[Input material — start]
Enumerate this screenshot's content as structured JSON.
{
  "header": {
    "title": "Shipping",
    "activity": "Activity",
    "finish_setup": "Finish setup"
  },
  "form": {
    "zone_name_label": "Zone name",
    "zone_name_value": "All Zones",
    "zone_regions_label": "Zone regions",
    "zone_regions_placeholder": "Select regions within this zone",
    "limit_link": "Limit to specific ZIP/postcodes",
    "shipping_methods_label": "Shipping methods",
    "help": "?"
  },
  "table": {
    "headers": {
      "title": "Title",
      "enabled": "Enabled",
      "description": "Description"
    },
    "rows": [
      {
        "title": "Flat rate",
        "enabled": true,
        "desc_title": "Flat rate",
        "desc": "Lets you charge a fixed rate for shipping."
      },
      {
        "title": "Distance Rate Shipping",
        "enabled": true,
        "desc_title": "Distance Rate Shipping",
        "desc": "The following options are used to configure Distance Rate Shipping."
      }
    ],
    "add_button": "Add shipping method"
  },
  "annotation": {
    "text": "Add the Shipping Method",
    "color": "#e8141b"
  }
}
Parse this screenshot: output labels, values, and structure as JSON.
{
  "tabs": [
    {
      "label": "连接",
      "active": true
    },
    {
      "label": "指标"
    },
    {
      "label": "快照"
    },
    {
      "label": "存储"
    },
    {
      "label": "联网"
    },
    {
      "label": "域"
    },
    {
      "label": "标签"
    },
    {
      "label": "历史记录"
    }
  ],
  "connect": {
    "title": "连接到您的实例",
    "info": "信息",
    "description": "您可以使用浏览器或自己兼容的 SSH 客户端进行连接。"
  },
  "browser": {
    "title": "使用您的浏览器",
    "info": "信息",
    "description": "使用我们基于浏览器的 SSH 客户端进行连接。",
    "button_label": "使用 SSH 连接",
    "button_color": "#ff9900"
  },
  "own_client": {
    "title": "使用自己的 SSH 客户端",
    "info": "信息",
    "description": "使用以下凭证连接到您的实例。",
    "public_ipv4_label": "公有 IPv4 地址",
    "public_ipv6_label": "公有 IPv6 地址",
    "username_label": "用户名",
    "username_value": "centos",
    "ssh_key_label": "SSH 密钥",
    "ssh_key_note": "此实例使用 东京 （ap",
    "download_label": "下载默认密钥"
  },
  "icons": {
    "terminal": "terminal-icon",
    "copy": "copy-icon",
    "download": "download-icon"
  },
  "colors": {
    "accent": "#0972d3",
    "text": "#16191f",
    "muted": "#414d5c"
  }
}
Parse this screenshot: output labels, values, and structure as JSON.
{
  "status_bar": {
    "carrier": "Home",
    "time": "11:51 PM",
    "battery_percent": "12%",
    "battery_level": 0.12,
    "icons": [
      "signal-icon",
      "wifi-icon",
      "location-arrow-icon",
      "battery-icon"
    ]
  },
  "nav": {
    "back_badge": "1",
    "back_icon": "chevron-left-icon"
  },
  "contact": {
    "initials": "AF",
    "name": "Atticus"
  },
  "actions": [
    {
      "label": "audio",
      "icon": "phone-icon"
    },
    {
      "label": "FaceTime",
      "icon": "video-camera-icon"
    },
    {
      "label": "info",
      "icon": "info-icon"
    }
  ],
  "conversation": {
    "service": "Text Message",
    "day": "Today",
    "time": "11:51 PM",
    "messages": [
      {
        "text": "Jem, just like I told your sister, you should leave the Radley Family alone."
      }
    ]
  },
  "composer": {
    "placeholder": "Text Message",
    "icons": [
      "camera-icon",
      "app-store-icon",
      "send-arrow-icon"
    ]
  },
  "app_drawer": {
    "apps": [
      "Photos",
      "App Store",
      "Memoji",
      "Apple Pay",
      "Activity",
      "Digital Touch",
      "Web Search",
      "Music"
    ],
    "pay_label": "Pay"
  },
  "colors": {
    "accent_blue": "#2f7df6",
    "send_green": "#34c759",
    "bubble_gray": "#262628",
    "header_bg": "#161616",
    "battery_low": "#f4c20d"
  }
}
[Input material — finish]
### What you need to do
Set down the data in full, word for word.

### Solution to this exercise
Enumerate this screenshot's content as structured JSON.
{
  "header": {
    "title": "Shipping",
    "activity": "Activity",
    "finish_setup": "Finish setup"
  },
  "form": {
    "zone_name_label": "Zone name",
    "zone_name_value": "All Zones",
    "zone_regions_label": "Zone regions",
    "zone_regions_placeholder": "Select regions within this zone",
    "limit_link": "Limit to specific ZIP/postcodes",
    "shipping_methods_label": "Shipping methods",
    "help": "?"
  },
  "table": {
    "headers": {
      "title": "Title",
      "enabled": "Enabled",
      "description": "Description"
    },
    "rows": [
      {
        "title": "Flat rate",
        "enabled": true,
        "desc_title": "Flat rate",
        "desc": "Lets you charge a fixed rate for shipping."
      },
      {
        "title": "Distance Rate Shipping",
        "enabled": true,
        "desc_title": "Distance Rate Shipping",
        "desc": "The following options are used to configure Distance Rate Shipping."
      }
    ],
    "add_button": "Add shipping method"
  },
  "annotation": {
    "text": "Add the Shipping Method",
    "color": "#e8141b"
  }
}
Parse this screenshot: output labels, values, and structure as JSON.
{
  "tabs": [
    {
      "label": "连接",
      "active": true
    },
    {
      "label": "指标"
    },
    {
      "label": "快照"
    },
    {
      "label": "存储"
    },
    {
      "label": "联网"
    },
    {
      "label": "域"
    },
    {
      "label": "标签"
    },
    {
      "label": "历史记录"
    }
  ],
  "connect": {
    "title": "连接到您的实例",
    "info": "信息",
    "description": "您可以使用浏览器或自己兼容的 SSH 客户端进行连接。"
  },
  "browser": {
    "title": "使用您的浏览器",
    "info": "信息",
    "description": "使用我们基于浏览器的 SSH 客户端进行连接。",
    "button_label": "使用 SSH 连接",
    "button_color": "#ff9900"
  },
  "own_client": {
    "title": "使用自己的 SSH 客户端",
    "info": "信息",
    "description": "使用以下凭证连接到您的实例。",
    "public_ipv4_label": "公有 IPv4 地址",
    "public_ipv6_label": "公有 IPv6 地址",
    "username_label": "用户名",
    "username_value": "centos",
    "ssh_key_label": "SSH 密钥",
    "ssh_key_note": "此实例使用 东京 （ap",
    "download_label": "下载默认密钥"
  },
  "icons": {
    "terminal": "terminal-icon",
    "copy": "copy-icon",
    "download": "download-icon"
  },
  "colors": {
    "accent": "#0972d3",
    "text": "#16191f",
    "muted": "#414d5c"
  }
}
Parse this screenshot: output labels, values, and structure as JSON.
{
  "status_bar": {
    "carrier": "Home",
    "time": "11:51 PM",
    "battery_percent": "12%",
    "battery_level": 0.12,
    "icons": [
      "signal-icon",
      "wifi-icon",
      "location-arrow-icon",
      "battery-icon"
    ]
  },
  "nav": {
    "back_badge": "1",
    "back_icon": "chevron-left-icon"
  },
  "contact": {
    "initials": "AF",
    "name": "Atticus"
  },
  "actions": [
    {
      "label": "audio",
      "icon": "phone-icon"
    },
    {
      "label": "FaceTime",
      "icon": "video-camera-icon"
    },
    {
      "label": "info",
      "icon": "info-icon"
    }
  ],
  "conversation": {
    "service": "Text Message",
    "day": "Today",
    "time": "11:51 PM",
    "messages": [
      {
        "text": "Jem, just like I told your sister, you should leave the Radley Family alone."
      }
    ]
  },
  "composer": {
    "placeholder": "Text Message",
    "icons": [
      "camera-icon",
      "app-store-icon",
      "send-arrow-icon"
    ]
  },
  "app_drawer": {
    "apps": [
      "Photos",
      "App Store",
      "Memoji",
      "Apple Pay",
      "Activity",
      "Digital Touch",
      "Web Search",
      "Music"
    ],
    "pay_label": "Pay"
  },
  "colors": {
    "accent_blue": "#2f7df6",
    "send_green": "#34c759",
    "bubble_gray": "#262628",
    "header_bg": "#161616",
    "battery_low": "#f4c20d"
  }
}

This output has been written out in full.